▶ **Prompt**: Search the records for the string "features". Copy each line where it occurs.

★ ★ ★ ★ ★ ★ ★

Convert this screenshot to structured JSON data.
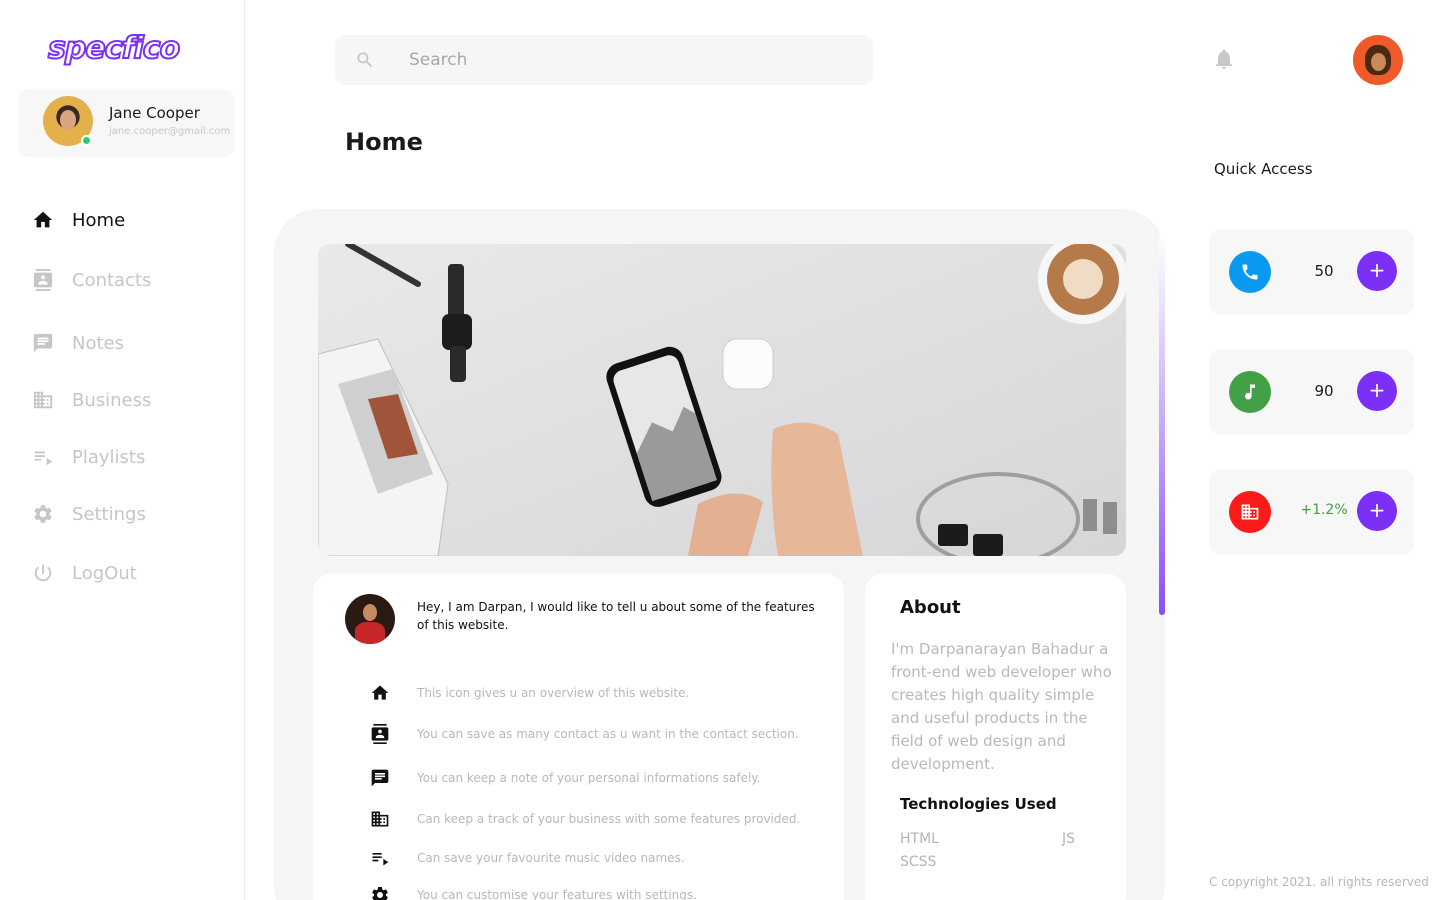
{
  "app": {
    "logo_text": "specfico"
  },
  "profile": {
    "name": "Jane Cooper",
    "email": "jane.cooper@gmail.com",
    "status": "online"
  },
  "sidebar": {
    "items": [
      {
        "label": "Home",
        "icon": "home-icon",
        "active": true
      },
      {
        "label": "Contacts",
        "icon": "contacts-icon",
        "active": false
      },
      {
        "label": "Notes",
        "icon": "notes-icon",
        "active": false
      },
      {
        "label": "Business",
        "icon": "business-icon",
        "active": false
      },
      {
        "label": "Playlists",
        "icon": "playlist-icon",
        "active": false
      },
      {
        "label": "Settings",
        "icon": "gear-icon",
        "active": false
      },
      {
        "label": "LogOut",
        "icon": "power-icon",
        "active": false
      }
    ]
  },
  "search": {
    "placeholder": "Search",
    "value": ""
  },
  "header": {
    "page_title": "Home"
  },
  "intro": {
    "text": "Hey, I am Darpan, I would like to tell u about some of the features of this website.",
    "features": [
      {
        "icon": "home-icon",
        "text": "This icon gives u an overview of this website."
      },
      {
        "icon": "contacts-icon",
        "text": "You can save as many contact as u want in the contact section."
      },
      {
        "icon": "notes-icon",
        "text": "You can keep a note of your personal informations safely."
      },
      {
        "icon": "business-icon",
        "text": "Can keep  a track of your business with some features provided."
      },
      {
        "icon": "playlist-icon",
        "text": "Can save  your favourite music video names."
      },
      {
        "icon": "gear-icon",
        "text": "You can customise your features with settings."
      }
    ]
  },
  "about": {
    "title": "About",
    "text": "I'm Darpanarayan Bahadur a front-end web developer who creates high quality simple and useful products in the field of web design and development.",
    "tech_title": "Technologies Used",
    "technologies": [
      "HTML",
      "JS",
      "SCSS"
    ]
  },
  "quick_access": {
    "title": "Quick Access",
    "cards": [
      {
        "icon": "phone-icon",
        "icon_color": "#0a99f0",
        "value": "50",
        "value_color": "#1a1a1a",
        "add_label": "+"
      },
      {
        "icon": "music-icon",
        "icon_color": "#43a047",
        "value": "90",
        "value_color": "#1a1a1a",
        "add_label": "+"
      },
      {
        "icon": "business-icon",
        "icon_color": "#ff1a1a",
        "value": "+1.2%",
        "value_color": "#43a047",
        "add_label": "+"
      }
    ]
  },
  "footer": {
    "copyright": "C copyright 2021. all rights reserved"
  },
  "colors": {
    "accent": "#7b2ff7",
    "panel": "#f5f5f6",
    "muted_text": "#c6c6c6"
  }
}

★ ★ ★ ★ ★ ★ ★

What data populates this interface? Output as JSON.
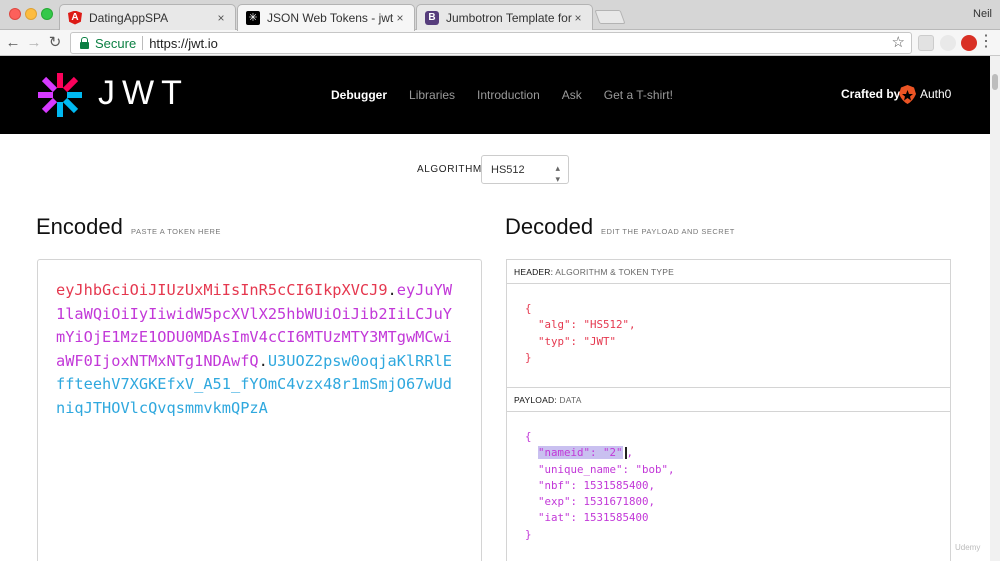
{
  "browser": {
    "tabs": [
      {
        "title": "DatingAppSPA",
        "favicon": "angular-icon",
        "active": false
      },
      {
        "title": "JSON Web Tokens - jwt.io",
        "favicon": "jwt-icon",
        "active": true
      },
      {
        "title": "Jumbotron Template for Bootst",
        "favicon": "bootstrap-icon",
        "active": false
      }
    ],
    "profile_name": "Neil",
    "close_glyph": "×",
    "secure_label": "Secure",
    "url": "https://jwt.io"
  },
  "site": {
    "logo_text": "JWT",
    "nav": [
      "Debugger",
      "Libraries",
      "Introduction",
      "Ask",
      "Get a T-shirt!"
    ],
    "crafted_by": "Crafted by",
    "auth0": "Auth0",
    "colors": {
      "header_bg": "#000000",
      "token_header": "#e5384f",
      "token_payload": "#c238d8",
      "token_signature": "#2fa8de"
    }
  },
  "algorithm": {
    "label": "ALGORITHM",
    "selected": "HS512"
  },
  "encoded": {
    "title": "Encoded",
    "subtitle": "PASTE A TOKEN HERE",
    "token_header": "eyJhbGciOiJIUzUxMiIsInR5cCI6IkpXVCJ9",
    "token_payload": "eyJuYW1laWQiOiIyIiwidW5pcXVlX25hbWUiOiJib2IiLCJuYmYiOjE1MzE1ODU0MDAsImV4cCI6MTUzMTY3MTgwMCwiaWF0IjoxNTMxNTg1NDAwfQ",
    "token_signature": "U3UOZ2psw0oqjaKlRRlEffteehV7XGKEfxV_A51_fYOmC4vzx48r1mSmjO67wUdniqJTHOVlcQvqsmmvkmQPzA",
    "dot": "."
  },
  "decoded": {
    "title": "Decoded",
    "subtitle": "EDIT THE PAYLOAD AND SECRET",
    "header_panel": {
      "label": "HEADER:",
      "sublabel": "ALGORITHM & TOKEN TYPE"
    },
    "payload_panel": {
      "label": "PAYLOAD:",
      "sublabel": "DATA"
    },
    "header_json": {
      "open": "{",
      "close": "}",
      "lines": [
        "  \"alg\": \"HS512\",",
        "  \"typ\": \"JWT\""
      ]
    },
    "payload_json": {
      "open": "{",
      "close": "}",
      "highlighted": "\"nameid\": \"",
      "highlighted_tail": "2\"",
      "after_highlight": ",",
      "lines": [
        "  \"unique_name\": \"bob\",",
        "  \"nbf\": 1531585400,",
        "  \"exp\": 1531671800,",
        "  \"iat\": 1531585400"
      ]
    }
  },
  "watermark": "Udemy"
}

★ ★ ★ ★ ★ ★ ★

▶ **Worked solution**:
    "text": "Hey, I am Darpan, I would like to tell u about some of the features of this website.",
    "features": [
        "text": "Can keep  a track of your business with some features provided."
        "text": "You can customise your features with settings."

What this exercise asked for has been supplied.